— Aim of the exercise —
If a line in the records below holds the word "Token", copy it.
──────── Record set ────────
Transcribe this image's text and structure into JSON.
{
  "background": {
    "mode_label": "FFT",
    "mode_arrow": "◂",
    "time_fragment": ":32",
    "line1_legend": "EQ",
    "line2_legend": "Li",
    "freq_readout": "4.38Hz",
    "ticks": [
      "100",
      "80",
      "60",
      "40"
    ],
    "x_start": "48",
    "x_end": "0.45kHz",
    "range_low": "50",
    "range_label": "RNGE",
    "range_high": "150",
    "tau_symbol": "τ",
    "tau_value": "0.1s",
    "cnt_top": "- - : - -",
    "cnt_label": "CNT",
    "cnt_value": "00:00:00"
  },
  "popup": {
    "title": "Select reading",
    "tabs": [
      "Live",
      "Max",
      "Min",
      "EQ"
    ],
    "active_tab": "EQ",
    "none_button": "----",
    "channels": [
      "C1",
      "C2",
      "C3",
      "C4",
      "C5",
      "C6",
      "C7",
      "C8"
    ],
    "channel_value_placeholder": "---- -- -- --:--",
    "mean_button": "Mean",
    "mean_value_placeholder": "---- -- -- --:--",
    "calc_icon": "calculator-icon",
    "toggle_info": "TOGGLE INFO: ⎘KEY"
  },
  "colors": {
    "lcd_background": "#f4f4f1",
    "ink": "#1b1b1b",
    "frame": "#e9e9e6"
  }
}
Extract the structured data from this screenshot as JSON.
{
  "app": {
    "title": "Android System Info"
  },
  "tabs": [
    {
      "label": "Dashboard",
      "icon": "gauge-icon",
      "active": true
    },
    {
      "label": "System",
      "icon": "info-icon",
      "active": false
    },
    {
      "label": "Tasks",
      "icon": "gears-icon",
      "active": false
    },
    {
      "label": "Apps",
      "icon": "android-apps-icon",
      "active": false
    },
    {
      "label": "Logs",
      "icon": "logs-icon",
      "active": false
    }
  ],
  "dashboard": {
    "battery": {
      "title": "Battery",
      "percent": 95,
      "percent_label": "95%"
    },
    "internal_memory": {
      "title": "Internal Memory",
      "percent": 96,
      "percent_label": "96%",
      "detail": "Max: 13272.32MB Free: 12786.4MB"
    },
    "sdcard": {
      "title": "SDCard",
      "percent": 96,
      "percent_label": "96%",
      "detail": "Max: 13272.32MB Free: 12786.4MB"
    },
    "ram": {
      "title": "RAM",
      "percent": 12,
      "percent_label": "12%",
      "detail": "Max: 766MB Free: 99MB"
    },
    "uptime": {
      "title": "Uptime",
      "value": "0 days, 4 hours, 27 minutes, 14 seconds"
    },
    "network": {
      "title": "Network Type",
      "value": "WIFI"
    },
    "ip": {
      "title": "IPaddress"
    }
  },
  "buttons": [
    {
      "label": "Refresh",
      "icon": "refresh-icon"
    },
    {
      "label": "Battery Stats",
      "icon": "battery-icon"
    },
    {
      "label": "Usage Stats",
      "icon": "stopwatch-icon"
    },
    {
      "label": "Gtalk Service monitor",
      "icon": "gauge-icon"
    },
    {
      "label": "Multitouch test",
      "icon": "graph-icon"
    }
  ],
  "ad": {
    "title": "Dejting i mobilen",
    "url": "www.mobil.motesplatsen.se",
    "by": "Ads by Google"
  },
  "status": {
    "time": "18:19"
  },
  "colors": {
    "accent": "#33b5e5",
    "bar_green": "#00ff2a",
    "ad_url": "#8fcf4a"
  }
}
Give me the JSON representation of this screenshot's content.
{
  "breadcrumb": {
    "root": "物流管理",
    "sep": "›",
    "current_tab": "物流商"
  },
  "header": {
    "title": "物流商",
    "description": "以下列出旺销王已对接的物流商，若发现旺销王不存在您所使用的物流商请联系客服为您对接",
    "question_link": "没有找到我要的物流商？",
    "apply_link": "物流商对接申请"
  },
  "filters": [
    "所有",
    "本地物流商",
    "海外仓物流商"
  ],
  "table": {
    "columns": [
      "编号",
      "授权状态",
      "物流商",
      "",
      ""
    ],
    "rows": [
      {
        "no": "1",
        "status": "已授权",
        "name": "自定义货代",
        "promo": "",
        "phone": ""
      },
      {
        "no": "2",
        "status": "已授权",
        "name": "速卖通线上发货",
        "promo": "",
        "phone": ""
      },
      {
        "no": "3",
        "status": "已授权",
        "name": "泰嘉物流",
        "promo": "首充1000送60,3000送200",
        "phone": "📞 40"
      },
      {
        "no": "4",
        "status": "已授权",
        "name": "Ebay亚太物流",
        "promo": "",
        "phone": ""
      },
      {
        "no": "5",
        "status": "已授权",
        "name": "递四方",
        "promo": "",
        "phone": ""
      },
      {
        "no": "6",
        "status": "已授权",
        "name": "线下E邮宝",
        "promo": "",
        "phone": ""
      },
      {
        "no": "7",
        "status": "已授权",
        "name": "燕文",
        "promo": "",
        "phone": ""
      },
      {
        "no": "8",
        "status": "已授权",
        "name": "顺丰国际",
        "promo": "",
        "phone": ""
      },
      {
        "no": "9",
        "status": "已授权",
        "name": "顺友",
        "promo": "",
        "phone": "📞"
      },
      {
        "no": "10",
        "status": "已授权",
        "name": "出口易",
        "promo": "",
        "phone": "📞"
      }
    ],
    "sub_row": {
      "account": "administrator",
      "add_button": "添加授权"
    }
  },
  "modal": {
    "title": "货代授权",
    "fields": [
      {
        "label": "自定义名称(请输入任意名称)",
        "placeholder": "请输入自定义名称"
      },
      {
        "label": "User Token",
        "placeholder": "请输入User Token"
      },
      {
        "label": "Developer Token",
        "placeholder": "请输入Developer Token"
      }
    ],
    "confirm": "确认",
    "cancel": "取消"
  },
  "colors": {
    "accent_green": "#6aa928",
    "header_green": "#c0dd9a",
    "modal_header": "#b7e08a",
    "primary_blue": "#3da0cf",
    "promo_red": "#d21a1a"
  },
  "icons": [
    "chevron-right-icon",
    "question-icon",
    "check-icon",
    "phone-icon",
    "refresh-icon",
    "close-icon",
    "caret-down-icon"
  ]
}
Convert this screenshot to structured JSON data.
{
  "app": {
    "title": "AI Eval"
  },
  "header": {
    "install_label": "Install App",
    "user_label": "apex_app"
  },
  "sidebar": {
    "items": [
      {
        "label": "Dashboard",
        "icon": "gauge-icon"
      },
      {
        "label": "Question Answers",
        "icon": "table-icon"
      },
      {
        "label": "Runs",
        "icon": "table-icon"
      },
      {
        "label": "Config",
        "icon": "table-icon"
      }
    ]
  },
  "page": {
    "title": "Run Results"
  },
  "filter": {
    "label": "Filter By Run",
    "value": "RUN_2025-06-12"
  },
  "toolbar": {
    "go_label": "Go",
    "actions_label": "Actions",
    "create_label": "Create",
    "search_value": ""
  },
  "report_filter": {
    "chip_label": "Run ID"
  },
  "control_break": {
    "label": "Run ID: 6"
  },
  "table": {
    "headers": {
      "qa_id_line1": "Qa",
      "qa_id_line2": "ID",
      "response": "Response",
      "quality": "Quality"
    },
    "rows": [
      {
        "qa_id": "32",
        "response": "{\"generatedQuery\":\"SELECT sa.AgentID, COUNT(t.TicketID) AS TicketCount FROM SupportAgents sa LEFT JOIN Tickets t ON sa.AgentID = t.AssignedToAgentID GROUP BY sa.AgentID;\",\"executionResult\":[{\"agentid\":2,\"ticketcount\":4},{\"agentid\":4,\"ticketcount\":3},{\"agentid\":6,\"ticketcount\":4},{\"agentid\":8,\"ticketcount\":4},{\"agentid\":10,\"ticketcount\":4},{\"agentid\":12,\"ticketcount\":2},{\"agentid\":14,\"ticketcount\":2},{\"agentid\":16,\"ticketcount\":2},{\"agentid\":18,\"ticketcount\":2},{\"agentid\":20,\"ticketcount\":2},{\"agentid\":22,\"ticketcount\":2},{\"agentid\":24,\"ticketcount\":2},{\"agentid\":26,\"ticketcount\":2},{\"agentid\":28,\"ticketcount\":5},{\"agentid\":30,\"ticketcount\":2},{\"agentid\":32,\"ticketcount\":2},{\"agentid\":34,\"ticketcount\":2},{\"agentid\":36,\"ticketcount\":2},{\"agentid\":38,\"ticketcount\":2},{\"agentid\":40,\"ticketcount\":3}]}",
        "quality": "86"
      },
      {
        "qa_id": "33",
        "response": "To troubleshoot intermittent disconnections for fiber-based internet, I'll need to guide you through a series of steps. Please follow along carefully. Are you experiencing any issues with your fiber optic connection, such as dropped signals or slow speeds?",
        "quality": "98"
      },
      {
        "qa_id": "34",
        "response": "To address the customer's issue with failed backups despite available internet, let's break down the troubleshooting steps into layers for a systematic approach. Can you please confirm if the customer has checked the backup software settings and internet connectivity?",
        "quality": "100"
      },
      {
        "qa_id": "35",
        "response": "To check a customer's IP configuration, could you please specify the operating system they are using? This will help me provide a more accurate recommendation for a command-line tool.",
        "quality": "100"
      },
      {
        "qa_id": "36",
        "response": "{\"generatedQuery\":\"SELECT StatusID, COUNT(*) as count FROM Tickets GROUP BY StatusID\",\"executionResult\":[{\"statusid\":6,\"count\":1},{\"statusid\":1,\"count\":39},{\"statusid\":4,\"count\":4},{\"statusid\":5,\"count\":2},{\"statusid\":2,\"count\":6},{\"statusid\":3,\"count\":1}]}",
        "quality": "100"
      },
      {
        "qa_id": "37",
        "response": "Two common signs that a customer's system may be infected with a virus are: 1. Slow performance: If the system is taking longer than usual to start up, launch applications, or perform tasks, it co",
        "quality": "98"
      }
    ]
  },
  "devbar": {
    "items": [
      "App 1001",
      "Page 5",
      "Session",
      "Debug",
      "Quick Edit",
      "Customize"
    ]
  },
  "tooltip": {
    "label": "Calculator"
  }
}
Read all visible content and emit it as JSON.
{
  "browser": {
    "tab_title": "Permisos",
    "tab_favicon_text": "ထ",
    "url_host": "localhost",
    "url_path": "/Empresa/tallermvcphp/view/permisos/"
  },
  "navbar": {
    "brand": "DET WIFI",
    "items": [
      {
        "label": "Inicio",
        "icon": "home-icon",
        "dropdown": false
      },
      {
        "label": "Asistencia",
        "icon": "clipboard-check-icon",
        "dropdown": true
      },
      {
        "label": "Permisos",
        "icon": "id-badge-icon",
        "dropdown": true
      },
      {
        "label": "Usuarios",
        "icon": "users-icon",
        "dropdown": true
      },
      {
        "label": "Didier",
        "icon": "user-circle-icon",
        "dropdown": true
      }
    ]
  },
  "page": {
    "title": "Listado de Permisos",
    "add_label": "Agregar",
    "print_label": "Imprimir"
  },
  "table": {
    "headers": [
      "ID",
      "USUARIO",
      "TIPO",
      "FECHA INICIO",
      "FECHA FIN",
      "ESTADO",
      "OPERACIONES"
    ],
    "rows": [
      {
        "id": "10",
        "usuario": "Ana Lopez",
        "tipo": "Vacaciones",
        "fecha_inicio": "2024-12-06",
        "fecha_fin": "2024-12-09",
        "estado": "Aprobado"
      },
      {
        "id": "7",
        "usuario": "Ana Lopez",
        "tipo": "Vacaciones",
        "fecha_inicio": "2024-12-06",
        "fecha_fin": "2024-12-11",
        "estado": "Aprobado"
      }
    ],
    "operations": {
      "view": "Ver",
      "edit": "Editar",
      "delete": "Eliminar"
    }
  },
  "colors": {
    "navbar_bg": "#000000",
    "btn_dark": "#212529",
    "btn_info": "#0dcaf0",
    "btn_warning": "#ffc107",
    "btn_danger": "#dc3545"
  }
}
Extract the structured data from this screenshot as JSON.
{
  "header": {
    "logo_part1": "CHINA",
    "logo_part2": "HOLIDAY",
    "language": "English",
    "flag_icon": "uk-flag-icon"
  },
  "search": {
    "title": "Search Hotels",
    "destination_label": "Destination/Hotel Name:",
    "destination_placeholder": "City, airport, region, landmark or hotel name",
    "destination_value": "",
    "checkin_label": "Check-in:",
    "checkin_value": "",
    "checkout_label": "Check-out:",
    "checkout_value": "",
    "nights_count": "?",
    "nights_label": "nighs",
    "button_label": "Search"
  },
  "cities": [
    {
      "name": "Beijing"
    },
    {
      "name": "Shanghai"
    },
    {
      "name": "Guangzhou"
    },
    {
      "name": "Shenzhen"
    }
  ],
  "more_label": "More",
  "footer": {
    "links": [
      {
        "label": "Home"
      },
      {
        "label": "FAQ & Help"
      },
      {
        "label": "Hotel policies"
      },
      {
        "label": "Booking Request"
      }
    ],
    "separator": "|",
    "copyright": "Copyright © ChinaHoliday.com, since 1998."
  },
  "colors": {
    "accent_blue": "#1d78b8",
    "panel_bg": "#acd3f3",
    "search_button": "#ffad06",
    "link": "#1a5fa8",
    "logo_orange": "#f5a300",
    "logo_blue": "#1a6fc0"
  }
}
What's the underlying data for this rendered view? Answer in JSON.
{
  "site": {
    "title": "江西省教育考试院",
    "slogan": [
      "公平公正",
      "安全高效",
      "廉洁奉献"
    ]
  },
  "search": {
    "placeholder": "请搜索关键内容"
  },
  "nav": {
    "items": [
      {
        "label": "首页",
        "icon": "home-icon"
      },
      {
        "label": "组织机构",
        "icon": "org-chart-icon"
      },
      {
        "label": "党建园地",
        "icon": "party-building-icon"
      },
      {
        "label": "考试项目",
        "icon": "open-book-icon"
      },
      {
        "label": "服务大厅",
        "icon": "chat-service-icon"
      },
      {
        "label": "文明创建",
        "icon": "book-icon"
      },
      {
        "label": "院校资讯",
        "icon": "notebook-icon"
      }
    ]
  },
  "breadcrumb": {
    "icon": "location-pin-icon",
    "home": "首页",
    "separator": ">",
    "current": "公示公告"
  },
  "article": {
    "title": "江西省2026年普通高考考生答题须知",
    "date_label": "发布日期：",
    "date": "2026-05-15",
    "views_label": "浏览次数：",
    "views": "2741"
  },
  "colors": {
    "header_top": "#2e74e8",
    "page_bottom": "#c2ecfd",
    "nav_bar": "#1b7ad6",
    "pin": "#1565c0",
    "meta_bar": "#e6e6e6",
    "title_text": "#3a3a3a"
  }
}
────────
— Written response —
        "label": "User Token",
        "placeholder": "请输入User Token"
        "label": "Developer Token",
        "placeholder": "请输入Developer Token"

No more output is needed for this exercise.